**Exercise objective:**
Scan the data for "description" and copy the lines it appears in.

*** Opening of Input material ***

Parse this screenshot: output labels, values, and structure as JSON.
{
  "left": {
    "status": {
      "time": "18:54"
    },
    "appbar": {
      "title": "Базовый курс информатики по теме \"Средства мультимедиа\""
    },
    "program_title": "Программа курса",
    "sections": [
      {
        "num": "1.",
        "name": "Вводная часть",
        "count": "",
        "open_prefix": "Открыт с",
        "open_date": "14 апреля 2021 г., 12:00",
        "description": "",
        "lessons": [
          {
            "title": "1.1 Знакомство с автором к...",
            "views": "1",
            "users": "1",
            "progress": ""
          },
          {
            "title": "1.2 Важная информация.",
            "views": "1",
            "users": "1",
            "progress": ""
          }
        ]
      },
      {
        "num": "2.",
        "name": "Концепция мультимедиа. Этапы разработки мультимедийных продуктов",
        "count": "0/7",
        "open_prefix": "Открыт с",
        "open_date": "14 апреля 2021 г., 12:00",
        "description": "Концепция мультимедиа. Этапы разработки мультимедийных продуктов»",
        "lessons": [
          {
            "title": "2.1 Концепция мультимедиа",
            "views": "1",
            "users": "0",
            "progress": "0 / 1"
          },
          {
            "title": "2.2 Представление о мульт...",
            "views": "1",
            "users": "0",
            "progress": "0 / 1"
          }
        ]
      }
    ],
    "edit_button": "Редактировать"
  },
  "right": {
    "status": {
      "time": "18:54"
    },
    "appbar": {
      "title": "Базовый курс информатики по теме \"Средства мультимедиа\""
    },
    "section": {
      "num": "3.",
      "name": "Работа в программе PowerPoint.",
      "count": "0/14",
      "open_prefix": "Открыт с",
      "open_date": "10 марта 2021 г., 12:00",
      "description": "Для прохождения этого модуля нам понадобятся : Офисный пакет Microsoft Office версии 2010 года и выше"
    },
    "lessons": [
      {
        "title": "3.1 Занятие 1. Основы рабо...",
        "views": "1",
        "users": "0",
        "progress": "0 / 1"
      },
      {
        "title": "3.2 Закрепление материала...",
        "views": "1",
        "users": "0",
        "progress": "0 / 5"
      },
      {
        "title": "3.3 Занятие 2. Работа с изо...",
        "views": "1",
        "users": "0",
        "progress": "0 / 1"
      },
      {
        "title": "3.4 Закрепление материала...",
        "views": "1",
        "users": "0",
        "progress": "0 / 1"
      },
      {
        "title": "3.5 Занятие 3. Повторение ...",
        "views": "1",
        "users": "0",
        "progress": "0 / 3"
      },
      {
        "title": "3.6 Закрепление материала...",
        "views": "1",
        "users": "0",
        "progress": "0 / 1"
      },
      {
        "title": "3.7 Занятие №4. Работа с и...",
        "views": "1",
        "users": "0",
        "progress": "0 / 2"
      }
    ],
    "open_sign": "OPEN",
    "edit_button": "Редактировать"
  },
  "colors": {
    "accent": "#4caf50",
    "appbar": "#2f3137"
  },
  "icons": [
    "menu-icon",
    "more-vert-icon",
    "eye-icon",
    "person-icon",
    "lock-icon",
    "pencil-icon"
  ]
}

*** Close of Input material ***

**Result:**
        "description": "",
        "description": "Концепция мультимедиа. Этапы разработки мультимедийных продуктов»",
      "description": "Для прохождения этого модуля нам понадобятся : Офисный пакет Microsoft Office версии 2010 года и выше"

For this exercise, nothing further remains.